Most of South East Asia really is only an hour or two away by jet – Melaka, Penang and Kuala Lumpur are only an hour away. Sabah/Sarawak/Brunei/Phuket/Bali/Jakarta/Ho Chi Minh City are two or less. Stretch that to a three hour flight and you can get to Cebu/Clark/Manila in the Philippines, and it is not much further to Hong Kong or Sri Lanka – all with regular direct flights. Some destinations require transfers and these can place an otherwise desirable area out of reach for a weekend trip (an example is Boracay in the Philippines – one of the nicest places I’ve been but a little far away for a weekend trip – to be the subject of another blog post).

Fort Santiago, Manila

Fort Santiago, Intramuros, Manila

The pressure from many budget airlines operating in the region tends to keep flight prices low, especially if you keep an eye out for special offers and book well in advance. Competition for the cheaper fares is intense anywhere near a public holiday here, and getting the best deal requires some planning. Expedia has a weekend getaway finder that includes some popular regional destinations.

Tour Boats, Phi Phi Island near Phuket, Thailand

Phi Phi Island, near Phuket, Thailand

My strongest advice is to check independent reviews before booking any hotel – I got burnt on a Penang hotel once because I only looked at the hotel website (and the reality was very substandard). In this case, the Internet is definitely your friend – anywhere you might go has probably been reviewed or blogged about before. And please talk to people here – providing holiday and food advice (when sought) is a passion for many Singaporeans, and it is a good way to get to know your colleagues and neighbours.

Street Life, Penang, Malaysia

Street scene, Penang, Malaysia

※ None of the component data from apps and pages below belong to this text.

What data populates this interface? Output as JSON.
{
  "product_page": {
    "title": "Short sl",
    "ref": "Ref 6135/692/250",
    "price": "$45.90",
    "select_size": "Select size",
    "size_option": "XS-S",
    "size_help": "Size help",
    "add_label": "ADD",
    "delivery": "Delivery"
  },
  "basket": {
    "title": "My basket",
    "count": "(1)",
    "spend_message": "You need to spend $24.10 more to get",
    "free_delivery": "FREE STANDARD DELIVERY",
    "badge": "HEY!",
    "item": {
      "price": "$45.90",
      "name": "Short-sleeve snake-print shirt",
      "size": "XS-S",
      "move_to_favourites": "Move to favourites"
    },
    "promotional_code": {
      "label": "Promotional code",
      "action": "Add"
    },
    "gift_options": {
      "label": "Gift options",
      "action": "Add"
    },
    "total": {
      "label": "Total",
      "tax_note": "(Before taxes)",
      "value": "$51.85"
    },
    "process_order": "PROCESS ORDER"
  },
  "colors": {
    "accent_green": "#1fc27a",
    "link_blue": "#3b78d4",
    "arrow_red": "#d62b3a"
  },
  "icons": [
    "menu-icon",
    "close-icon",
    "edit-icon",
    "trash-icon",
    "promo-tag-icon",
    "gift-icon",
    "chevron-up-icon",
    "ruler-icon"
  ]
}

In this blog I will share my experiences of the food in these regional getaway spots – hopefully you will see something you like. I promise to link those posts back to here so that it is more about food than my tourist happy-snaps :)

Sep 072012

Chasing food and cultural experiences has taken me to some interesting places. One of the joys of living in Singapore is that most of south east Asia is only an hour or two away by jet – and with several budget airlines operating in the region, a weekend away becomes a very real option. Tricks and traps for planning these outings is a good topic for a future blog post. One such trip took us to Penang – I’ve written about the great Assam Laksa at the Air Hitam market there.

The other culinary highlight of that trip was dinner at DeHappy Seafood on Macalister Road. They have an interesting crab menu:


This is the Garlic and Black Bean Crab, Hong Kong style:


It’s hard to describe how wonderful these two smaller (around 500gram) crabs were – cooked to perfection in a salty black bean and garlic sauce, shallots, and spring onions. We ate them with seafood fried rice, garlic kankong, and some salted egg prawns (the latter sadly overshadowed by the magnificence of the crab).

After the crab, there were some amazing oysters – that’s my hand, and trust me it is not a small hand :)

The manager apologised in advance for having to charge us MYR8 (SGD3) each owing to supply problems – so we just ordered half a dozen. When they came out, I remember saying that I was glad we didn’t order a whole dozen :)

20120907-082844.jpg The oysters had an incredibly fresh clean taste.

I didn’t get a good pic of DeHappy at night as it was raining – if you go to look for it, this is what it looks like during the day:

Please note that they are scheduled to move into larger premises next door (to the right) some time later this year.

All in, with a few bottles of Tiger beer to wash it down, the meal came to less than SGD70. This is one of the reasons Penang is so popular with Singaporean food lovers – great seafood at a good price.


I look forward to returning to Penang to eat at DeHappy once again.

Do you have a favourite seafood place in Penang? If so, please leave a comment and let me know :)